▶ [What is required] Here is a listing; work out how many of its lines contain the word "time", and state only that number.

▶ [Excerpted records]

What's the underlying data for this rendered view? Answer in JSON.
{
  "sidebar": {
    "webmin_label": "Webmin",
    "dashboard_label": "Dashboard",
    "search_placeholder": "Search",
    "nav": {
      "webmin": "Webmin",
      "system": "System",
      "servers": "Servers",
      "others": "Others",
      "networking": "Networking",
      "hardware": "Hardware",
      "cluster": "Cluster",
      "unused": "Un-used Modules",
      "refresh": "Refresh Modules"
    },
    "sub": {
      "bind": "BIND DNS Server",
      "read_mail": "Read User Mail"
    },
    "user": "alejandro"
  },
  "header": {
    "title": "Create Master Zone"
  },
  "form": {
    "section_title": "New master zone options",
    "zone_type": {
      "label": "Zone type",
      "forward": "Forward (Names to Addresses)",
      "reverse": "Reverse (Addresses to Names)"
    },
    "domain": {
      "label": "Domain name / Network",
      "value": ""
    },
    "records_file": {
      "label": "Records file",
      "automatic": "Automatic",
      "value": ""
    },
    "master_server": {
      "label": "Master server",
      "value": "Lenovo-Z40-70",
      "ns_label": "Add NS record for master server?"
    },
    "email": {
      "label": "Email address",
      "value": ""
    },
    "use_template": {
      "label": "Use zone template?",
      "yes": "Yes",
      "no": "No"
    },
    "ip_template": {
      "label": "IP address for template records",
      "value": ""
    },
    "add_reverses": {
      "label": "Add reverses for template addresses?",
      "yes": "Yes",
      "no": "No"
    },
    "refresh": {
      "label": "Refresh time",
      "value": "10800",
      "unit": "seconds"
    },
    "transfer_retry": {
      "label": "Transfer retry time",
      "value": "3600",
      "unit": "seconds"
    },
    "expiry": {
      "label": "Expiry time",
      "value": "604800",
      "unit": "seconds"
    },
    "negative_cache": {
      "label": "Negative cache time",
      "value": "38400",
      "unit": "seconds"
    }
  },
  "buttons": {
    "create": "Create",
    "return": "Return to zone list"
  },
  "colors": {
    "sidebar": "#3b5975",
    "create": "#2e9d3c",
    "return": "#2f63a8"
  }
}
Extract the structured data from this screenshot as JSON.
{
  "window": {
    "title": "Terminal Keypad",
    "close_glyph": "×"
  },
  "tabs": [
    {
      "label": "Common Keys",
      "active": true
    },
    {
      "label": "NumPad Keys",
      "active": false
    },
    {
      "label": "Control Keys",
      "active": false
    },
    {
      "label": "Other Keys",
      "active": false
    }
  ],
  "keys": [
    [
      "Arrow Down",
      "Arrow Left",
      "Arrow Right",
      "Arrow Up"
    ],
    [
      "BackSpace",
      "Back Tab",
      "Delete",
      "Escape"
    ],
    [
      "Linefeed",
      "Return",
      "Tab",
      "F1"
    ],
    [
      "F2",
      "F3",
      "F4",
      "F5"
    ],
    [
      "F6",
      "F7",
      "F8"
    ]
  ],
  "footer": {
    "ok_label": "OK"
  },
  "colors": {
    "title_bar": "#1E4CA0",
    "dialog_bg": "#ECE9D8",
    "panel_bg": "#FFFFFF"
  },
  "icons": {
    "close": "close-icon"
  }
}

▶ [Expected output] 4